Coleman pointed to an area of damage, a section on the front of the machine to the left of the control panel where someone had bashed into it, ripping the left side off at the T-molding groove, and almost ripping off the artwork on the front left portion. Why does this always seem to be an issue on graveyard machines we've been restoring these days? I swear we've had to fix more wood damage lately than any other kind of injury. But, with this came experience in solving the problem, and it became less complicated, this being the 5th time this year. See below, left to right, before and after.
After sanding out the jagged areas of the t-mold groove, a liberal amount of wood glue was mixed with Elmer's filler, and applied to the center of the groove, creating a tacky surface to both reattach the broken portion of the wood side with artwork on it, and create a new groove for the t-molding to adhere. After stretching the molding across the surface, the clamps were added and extra wide painter's tape was applied to keep the molding in place for 24 hours while the solution solidified. The clamps were placed over the stretched tape, so the firmness would not relax. The next afternoon the clamps and tape were removed, and the artwork near the break was sanded and touched up (not pictured). It looks fantastic. But look at that disgusting control panel and overlay. It looks like an albatross has been nesting on this damn thing for the last two years, and it'll need a brand new control panel overlay, and some new buttons. This is where Killerbrew comes in. And the CPO he found wasn't bad for the price, just a little short- but you'd never know that now after I've touched it up. I donned a disposable FEMA mask (thanks to Mayor Pat Kelly) and went to work removing the 32-year-old overlay from the metal- which is completely difficult.
One thing's for sure- if you wear a respirator or mask when stripping metal, your lungs will thank you...
After a good two hour or so session on the loading dock at the college, the panel had been stripped of the old overlay and sanded down to bare steel. After soaking the panel in the largest basin I could find, we dried it and very carefully John and I applied the new overlay, with brilliant results...in fact, as good as it would look on a brand new cabinet from the factory.
Finally, a new look for the old girl, one that should last for several years to come. In addition to the CPO and t-molding/woodwork, we also removed the original 'over/under' coin door that was in the machine, and replaced it with a new one. What a huge difference that made. We also removed all of the old wiring and harness, and the original arcade monitor and Xevious board, and installed a new monitor, and an Icade 60-in-1 JAMMA board too, which includes Xevious- so just about everyone can enjoy the machine now- not just Xevious fans. The machine is almost 100% done now, and we only need to replace the marquee sign for it to be fully restored. It's not in terrible condition, but a brand new one would be a wonderful finishing touch. Stop by and play a few rounds if you like, and til' next time, cheers- and happy gaming!

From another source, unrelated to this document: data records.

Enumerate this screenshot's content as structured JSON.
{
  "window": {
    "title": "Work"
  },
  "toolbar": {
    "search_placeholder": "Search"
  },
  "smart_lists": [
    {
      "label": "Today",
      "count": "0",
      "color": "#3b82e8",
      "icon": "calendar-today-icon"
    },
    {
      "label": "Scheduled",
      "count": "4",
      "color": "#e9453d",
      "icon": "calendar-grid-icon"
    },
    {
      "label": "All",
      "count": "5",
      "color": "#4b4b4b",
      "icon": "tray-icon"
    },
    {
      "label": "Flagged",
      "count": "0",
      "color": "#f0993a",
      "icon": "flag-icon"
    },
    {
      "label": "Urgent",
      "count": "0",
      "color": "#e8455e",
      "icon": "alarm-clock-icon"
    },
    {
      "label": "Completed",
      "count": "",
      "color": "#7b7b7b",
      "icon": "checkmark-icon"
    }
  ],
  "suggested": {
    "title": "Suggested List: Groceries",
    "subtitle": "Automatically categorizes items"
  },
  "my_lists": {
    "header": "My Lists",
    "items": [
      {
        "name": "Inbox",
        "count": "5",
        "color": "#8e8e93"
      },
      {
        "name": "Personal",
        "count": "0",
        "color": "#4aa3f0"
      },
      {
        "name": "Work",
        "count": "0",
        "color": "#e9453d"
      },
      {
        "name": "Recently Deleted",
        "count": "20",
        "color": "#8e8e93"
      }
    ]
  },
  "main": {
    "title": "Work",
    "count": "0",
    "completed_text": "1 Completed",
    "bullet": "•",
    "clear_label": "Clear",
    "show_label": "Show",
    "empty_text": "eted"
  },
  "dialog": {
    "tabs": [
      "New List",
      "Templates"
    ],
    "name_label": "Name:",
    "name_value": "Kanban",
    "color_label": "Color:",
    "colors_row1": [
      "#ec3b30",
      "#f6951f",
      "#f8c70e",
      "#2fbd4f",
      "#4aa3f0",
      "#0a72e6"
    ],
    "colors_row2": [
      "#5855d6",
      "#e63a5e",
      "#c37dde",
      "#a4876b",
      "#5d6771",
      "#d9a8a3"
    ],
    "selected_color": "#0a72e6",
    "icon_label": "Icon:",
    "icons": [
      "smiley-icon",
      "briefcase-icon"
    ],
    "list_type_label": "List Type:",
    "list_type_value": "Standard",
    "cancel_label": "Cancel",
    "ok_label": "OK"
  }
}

Got it installed on the machine last night, and repaired the control panel light ballast- there is starting to be hope for this machine...
|Last Updated on Wednesday, 29 August 2012 13:54|